Stephen Zunes joins Jadaliyya roundtable on Western Sahara

June 2013
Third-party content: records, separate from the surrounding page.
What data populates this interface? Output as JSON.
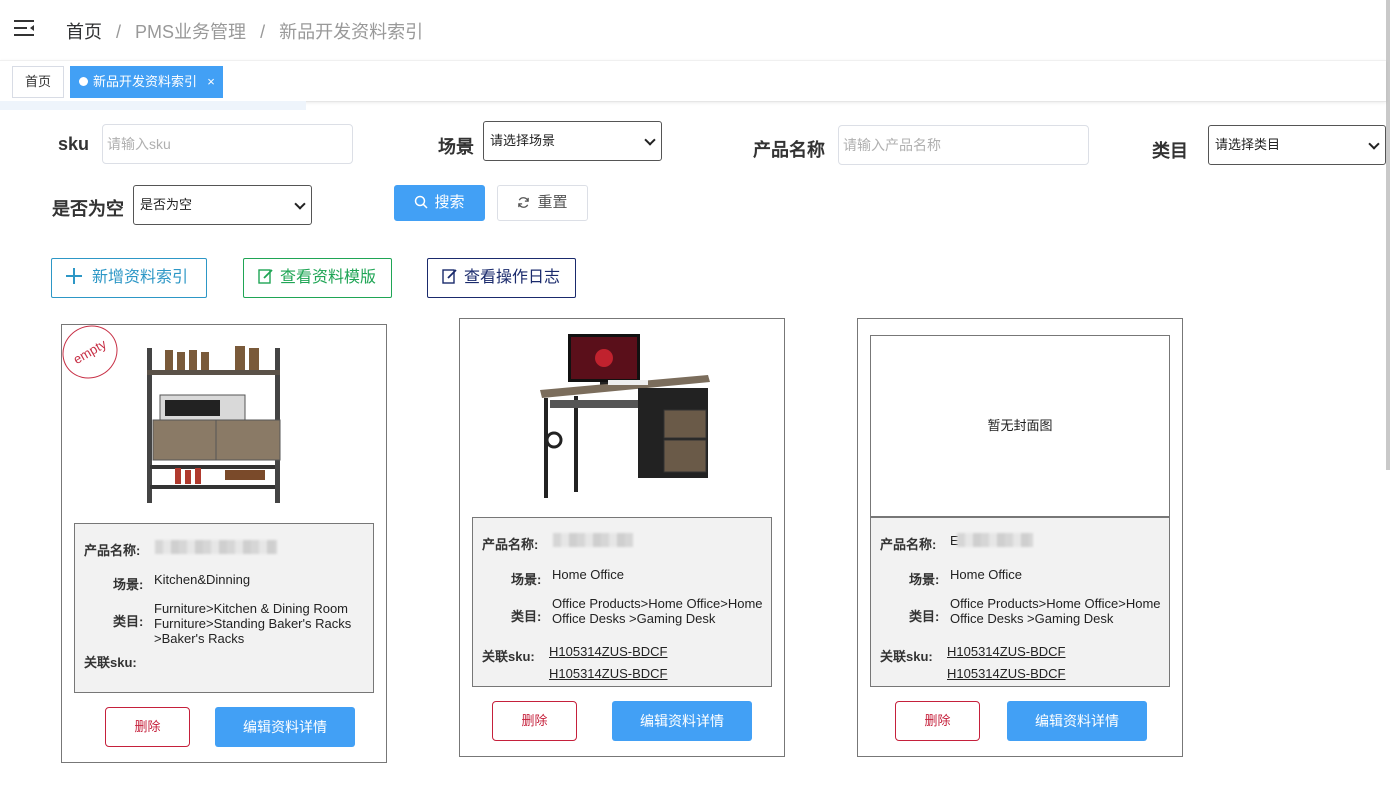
{
  "header": {
    "breadcrumb": [
      "首页",
      "PMS业务管理",
      "新品开发资料索引"
    ],
    "separator": "/"
  },
  "tabs": [
    {
      "label": "首页",
      "active": false
    },
    {
      "label": "新品开发资料索引",
      "active": true,
      "close": "×"
    }
  ],
  "filters": {
    "sku_label": "sku",
    "sku_placeholder": "请输入sku",
    "scene_label": "场景",
    "scene_value": "请选择场景",
    "name_label": "产品名称",
    "name_placeholder": "请输入产品名称",
    "category_label": "类目",
    "category_value": "请选择类目",
    "empty_label": "是否为空",
    "empty_value": "是否为空",
    "search_label": "搜索",
    "reset_label": "重置"
  },
  "actions": {
    "add": "新增资料索引",
    "template": "查看资料模版",
    "log": "查看操作日志"
  },
  "field_labels": {
    "name": "产品名称:",
    "scene": "场景:",
    "category": "类目:",
    "sku": "关联sku:"
  },
  "cards": [
    {
      "stamp": "empty",
      "scene": "Kitchen&Dinning",
      "category": "Furniture>Kitchen & Dining Room Furniture>Standing Baker's Racks >Baker's Racks",
      "skus": [],
      "delete": "删除",
      "edit": "编辑资料详情"
    },
    {
      "scene": "Home Office",
      "category": "Office Products>Home Office>Home Office Desks >Gaming Desk",
      "skus": [
        "H105314ZUS-BDCF",
        "H105314ZUS-BDCF"
      ],
      "delete": "删除",
      "edit": "编辑资料详情"
    },
    {
      "no_cover": "暂无封面图",
      "name_prefix": "E",
      "scene": "Home Office",
      "category": "Office Products>Home Office>Home Office Desks >Gaming Desk",
      "skus": [
        "H105314ZUS-BDCF",
        "H105314ZUS-BDCF"
      ],
      "delete": "删除",
      "edit": "编辑资料详情"
    }
  ],
  "colors": {
    "primary": "#42a0f5",
    "danger": "#c5203b",
    "success": "#1fa555",
    "info": "#2d97c6",
    "navy": "#1a2a6c"
  }
}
Morocco has been able to persist in flouting its international legal obligations toward Western Sahara largely because France and the United States have continued to arm Moroccan occupation forces and block the enforcement of resolutions in the UN Security Council demanding that Morocco allow for self-determination or even simply allow human rights monitoring in the occupied country. So now, at least as important as nonviolent resistance by Sahrawis, is the potential of nonviolent action by the citizens of France, the United States, and other countries that enable Morocco to maintain its occupation. Such campaigns played a major role in forcing Australia, Great Britain, and the United States to end their support for Indonesia’s occupation of East Timor, finally enabling the former Portuguese colony to become free. The only realistic hope to end the occupation of Western Sahara, resolve the conflict, and save the vitally important post-World War II principles enshrined in the United Nations Charter, which forbid any country from expanding its territory through military force, may be a similar campaign by global civil society.